By Paul J. Crossman, Jr.
Learn more about the Rutland County department.
In 1810 Jefferson County, Vermont was established. In 1814 the name was changed to Washington County, renaming the County after George Washington. Washington County is approximately 695 square miles and is one of two Counties' (Washington and Lamoille) that are not bordered by another State or Canada. In 1820 there were 14,113 people in living in Washington County. The 2010 census found 59,534 people now to be living in the County.
Montpelier is the Shire Town and is also the State Capital. The current State House is actual the 3rd, as the first two burned down.
Washington County's first jail was built into the dwelling erected by Montpelier's founder, Jacob Davis, shortly after his arrival as the first settler in 1787. That building was given to the County by his son Thomas Davis and was rebuilt in granite in 1832. Another jail was built in what is now known as Jail House common, at 24 Elm Street, Montpelier, Vt.
Completed in 1900, a new Jail and Sheriff's House was built at it's currently location, 10 Elm Street, Montpelier, Vt. The Sheriff's House is now the Sheriff's Office and the Jail has been remodeled into Probate Court.
The Sheriff's Office currently has 10 full time Deputies, two Office Staff members, the Sheriff and many part time Deputies. The Office preforms its statutory functions of transporting prisoners, mental health workers and juveniles as well as serving civil process. The Office is also responsible for security at Criminal, Family, and the Civil Divisions in Washington County, as well as Supreme Court.

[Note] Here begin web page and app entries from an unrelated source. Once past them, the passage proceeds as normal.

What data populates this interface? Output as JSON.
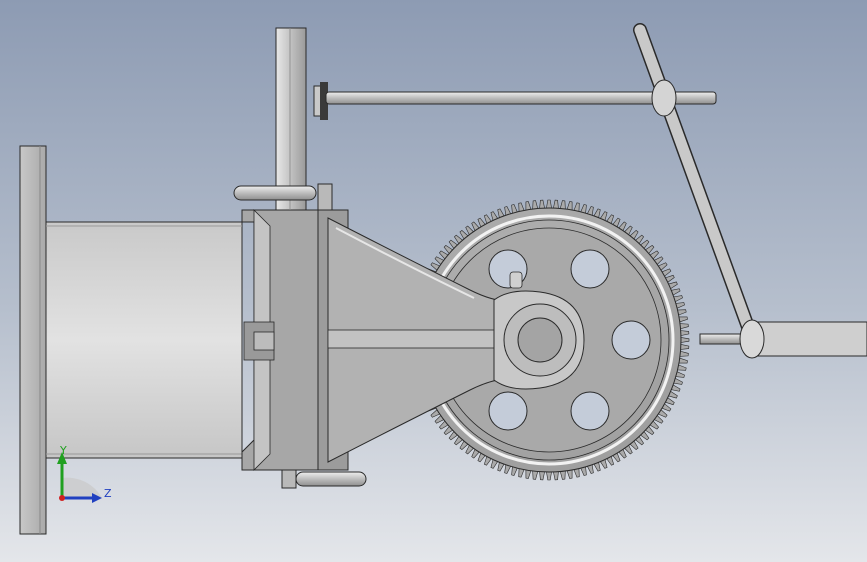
{
  "triad": {
    "y_label": "Y",
    "z_label": "Z"
  },
  "model": {
    "gear_teeth": 120,
    "gear_holes": 6
  },
  "colors": {
    "background_top": "#8d9bb3",
    "background_bottom": "#e4e6ea",
    "metal_light": "#d8d8d8",
    "metal_mid": "#b4b4b4",
    "metal_dark": "#8e8e8e",
    "outline": "#2a2a2a",
    "triad_x": "#d02020",
    "triad_y": "#20a020",
    "triad_z": "#2040c0"
  }
}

The Office contracts with 10 towns with in the County for Motor Vehicle Patrol as well as preforming a multitude of security and traffic functions throughout the County.
Learn more about the Washington County department.
The Sheriff's Department is a diverse organization of hardworking and dedicated professionals who are involved with many facets of our community life.
The Windham County Sheriff's Department's mission is to provide high quality court support services and effective, responsive, ethical and affordable policing.
The Windham County Sheriff's Department will be recognized as the county's premier law enforcement agency providing innovative programs, cutting edge technologies, and high quality services throughout all of Windham County while retaining the Department's reputation for being respectful, compassionate, fair and ethical.
For more information, please view our website: www.windhamsheriff.com
Learn more about the Windham County department.
Windsor County is situated in southeastern Vermont above Windham County. Windsor County is Vermont's largest County in size at 927 square miles.
Vermont history has recorded that counties were set and defined by the needs of a Probate District according to growth and population. This resulted in multiple probate districts. In 1779 there were four probate districts in Cumberland County (Guilford, Rockingham, Windsor and Barnet). In 1781 Cumberland County was abolished and the counties of Windsor, Windham, and Orange were formed. Windsor County was incorporated on February 21, 1781 and its shire town is Woodstock.
Learn more about the Windsor County department.